4. See your doctor if problems persist. trying to make changes may only agrevate the problem. Maybe a pinched disc from a wipeout, or fall (not even on the bike).
 

·
Recovering couch patato
Joined
·
14,019 Posts
There's an anatomic "preference" that's gotta be be different for everyone. The ideal position of the behind on the seat for comfort, and the required lower back bend to reach it without sitting like a sail.
Sorry, the one digicam I ever had broke on itself soon after I got it. City bike is an 80's traditional Dutch bike style.
 

·
Registered
Joined
·
260 Posts
I know Jan Gerrit, and we have different builds. He is (and I hope he'll excuse the phrase) supersized, being long and gangly and I'm more regular and more thick set in my upper body (lots of rugby and karate when young) with shorter arms. I'm only 6 foot and he's quite a bit taller.

I'm sure his position suits his body type, I just find mine changes a bit dependent on the season. Also too heavy gearing in cold weather strains my lower back a bit, around this time of year, I put a larger cog on the back.

I would like to say that my 'boyz' have grown by 10% since moving from 26" to 29" bikes. Which is nice!
 

·
Registered
Joined
·
46 Posts
Discussion Starter · #10 ·
The cold weather theory is interesting, also remember if you are wearing layers your butt is going to be a little bit higher off the saddle, so it would make sense to lower the saddle a smidge to keep the same distance as without the layers.
I notice The Wobble Naught sizing system recommends a slightly lower saddle nose. But most other fit systems do recommend a flat saddle which is what I have always used in the past.
I Do quite a bit of core strengthening and stretching already, bike fit is something I am looking at as well. That being said I do occasionally have back problems off the bike as well, it's just that lately riding has seemed to cause a lot more pain then before...............probably time to go see the doc :mad:
 

·
Registered
Joined
·
115 Posts
Just to reinforce that it's diffrnt strokes etc - I actually run my saddles with the nose tilted up a bit as it helps make sure my sit bones are supported on the flat back portion of the saddle - otherwise i creep forward onto the nose of the saddle which is when you get perineum squash and 'boys' trouble.

I get a bad back from time to time as well, but have found strengthening and stretching along with a balanced overall position on the bike the best remedy. I think often people have positions in which they need to overload certain muscles in order to 'hold' that position. Achieving a natural and comfortable feel on the bike where you don't need to 'strain' to hold the position is the key to making sure you're not overloading any muscles and thereby creating problems with your back/shoulders/arms/whatever. The position which allows you to do this varies greatly as illustrated by the extremes of my and Cloxxki's examples.
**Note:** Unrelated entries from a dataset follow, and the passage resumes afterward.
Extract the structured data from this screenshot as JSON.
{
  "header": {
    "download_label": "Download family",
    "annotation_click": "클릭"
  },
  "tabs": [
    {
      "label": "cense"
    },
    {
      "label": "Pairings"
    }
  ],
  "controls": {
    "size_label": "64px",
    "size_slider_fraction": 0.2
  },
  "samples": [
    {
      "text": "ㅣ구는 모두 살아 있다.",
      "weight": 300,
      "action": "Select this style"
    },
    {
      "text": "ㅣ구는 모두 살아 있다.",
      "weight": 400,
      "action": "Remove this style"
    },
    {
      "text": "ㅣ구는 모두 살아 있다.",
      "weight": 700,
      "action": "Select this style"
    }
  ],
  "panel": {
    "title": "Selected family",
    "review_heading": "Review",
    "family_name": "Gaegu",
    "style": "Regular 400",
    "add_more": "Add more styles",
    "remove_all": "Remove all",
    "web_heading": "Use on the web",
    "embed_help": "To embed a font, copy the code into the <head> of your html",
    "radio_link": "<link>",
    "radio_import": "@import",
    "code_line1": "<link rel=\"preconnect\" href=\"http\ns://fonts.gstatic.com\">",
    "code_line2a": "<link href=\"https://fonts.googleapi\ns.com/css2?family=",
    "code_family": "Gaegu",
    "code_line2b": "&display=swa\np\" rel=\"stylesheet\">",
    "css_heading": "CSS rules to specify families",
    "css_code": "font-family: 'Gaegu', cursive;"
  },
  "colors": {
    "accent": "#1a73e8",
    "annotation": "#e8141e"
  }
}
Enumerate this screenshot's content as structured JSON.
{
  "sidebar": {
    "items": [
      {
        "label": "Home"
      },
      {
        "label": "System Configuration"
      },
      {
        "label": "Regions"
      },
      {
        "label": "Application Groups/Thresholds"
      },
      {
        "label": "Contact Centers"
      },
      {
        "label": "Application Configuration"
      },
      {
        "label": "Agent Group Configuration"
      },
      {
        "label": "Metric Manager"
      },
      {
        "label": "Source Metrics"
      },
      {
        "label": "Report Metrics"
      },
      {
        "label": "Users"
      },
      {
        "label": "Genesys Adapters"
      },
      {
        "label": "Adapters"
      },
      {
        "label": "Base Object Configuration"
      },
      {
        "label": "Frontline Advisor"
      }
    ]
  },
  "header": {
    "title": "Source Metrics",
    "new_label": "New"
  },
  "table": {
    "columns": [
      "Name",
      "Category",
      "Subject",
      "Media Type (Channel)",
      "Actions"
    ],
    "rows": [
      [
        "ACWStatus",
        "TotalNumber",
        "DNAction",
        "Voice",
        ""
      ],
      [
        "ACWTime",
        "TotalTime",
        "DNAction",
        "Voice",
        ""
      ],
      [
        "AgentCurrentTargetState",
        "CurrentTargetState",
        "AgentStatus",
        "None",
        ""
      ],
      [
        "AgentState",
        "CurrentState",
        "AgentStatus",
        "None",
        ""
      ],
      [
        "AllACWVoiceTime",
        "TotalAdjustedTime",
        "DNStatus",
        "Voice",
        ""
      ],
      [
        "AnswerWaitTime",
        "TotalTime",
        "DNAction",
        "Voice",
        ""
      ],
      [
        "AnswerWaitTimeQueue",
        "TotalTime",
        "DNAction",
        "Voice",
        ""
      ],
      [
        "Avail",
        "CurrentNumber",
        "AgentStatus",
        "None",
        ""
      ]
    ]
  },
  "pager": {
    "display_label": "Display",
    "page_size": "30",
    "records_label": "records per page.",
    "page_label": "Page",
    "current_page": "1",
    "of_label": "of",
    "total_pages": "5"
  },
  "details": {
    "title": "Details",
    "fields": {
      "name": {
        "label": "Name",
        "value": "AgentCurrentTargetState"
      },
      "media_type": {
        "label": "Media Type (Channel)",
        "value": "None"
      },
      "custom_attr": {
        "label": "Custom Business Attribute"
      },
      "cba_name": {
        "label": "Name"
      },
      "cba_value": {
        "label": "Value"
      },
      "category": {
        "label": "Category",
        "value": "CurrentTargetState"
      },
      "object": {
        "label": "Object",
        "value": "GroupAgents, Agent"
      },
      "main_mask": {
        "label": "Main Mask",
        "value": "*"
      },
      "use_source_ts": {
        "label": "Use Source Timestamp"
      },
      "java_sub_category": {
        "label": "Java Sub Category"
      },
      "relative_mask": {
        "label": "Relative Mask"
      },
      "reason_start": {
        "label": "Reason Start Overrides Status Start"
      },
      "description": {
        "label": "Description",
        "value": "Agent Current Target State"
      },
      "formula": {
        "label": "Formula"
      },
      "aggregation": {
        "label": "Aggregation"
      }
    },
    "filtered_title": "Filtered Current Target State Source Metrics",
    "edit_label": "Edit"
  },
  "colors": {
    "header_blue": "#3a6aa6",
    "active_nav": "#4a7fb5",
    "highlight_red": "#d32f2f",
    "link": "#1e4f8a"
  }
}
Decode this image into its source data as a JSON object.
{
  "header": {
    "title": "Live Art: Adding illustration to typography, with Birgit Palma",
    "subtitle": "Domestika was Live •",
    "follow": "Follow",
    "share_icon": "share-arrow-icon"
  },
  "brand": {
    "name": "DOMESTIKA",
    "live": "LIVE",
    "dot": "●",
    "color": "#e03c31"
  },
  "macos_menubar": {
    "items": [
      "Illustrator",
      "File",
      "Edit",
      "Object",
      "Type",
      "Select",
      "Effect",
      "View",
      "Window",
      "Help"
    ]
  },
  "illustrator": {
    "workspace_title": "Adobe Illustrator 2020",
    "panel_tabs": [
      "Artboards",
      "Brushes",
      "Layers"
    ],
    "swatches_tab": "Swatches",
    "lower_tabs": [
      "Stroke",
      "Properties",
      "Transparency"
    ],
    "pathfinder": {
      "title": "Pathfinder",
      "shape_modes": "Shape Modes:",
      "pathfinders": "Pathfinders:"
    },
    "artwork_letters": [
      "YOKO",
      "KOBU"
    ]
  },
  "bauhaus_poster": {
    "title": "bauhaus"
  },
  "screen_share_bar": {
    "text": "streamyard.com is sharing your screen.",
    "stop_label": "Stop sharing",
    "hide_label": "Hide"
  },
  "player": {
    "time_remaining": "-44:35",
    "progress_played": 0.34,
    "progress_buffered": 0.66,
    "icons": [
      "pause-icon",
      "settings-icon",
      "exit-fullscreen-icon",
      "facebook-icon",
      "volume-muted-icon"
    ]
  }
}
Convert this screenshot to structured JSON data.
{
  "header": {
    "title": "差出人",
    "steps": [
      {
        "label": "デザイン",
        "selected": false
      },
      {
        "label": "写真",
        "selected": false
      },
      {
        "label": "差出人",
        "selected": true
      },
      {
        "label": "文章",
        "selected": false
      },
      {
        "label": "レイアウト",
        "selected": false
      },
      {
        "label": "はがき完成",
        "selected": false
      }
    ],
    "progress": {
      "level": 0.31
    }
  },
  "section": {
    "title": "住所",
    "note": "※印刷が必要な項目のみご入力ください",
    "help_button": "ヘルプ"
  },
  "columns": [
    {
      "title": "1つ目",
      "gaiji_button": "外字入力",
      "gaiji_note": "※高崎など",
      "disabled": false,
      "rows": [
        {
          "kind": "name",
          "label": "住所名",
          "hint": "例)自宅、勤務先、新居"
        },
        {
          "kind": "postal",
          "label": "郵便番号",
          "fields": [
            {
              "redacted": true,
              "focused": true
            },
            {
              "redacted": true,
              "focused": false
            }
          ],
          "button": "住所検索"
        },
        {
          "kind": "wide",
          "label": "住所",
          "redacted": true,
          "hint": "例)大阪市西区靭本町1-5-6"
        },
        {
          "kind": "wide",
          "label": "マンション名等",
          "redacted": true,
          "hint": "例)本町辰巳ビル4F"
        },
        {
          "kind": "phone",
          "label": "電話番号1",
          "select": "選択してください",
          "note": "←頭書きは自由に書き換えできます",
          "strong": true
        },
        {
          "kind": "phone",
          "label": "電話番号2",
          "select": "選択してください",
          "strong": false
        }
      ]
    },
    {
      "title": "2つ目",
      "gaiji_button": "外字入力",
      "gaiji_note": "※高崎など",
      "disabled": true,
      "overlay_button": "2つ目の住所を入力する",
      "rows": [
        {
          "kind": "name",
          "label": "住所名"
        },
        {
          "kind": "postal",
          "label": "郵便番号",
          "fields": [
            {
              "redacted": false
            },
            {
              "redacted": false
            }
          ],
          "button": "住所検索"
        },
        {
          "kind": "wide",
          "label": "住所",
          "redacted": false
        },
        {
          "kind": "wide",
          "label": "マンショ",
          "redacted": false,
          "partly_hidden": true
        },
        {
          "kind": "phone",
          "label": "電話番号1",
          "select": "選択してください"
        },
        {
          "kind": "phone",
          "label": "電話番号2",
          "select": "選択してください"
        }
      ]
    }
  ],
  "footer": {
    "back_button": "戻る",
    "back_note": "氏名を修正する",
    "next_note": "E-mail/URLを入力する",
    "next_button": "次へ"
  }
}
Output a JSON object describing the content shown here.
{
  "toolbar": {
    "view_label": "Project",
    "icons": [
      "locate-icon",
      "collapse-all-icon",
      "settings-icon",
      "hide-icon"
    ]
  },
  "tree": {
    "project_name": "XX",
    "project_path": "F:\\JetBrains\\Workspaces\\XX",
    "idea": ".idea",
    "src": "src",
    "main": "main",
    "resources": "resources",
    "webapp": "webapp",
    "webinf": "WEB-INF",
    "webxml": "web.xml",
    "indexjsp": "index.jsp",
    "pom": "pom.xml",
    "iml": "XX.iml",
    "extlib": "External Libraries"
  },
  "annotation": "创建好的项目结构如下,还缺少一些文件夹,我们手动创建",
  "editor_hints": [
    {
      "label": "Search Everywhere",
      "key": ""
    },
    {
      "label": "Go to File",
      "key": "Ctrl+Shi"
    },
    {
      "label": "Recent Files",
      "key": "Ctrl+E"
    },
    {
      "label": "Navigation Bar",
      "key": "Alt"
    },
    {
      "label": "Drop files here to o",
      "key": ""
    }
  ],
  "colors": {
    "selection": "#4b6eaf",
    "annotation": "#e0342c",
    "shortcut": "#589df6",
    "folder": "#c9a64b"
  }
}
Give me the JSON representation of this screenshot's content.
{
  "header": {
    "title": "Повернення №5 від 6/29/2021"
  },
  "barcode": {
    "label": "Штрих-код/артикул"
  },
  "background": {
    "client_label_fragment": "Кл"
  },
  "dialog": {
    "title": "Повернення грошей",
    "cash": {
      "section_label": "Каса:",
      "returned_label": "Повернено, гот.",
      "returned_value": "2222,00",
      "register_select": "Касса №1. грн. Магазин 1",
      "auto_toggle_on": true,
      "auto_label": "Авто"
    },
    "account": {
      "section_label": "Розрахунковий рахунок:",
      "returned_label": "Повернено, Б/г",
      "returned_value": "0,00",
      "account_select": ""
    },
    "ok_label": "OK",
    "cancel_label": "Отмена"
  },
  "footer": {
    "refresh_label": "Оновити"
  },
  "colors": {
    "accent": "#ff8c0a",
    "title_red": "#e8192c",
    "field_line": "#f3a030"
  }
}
You should also keep in mind that 'back pain' can be the result of a variety of causes (muscular, disc, skeletal...) so any solution needs to be specific to 'your' problem.

Sam
 

·
Registered
Joined
·
451 Posts
big & single said:
Just to reinforce that it's diffrnt strokes etc - I actually run my saddles with the nose tilted up a bit as it helps make sure my sit bones are supported on the flat back portion of the saddle - otherwise i creep forward onto the nose of the saddle which is when you get perineum squash and 'boys' trouble.



You should also keep in mind that 'back pain' can be the result of a variety of causes (muscular, disc, skeletal...) so any solution needs to be specific to 'your' problem.

Sam
Sam,
Looks like you ride a Brooks B-17? I do as well and find with the Brooks I run the saddle "nose" up as well, but on Padded saddles I run level., I find the Brooks take a bit of nose at least for me.

Happy Trails,

CT
 

·
Registered
Joined
·
115 Posts
Captain - yes it's a Brooks but a Swift. Basically it come down to needing the back portion of the saddle which you sit on to be flat. On saddles which have some 'dip' to them this means the nose is angled up. Totally flat saddles I can run pretty much flat.
 
1 - 15 of 15 Posts
This is an older thread, you may not receive a response, and could be reviving an old thread. Please consider creating a new thread.
Top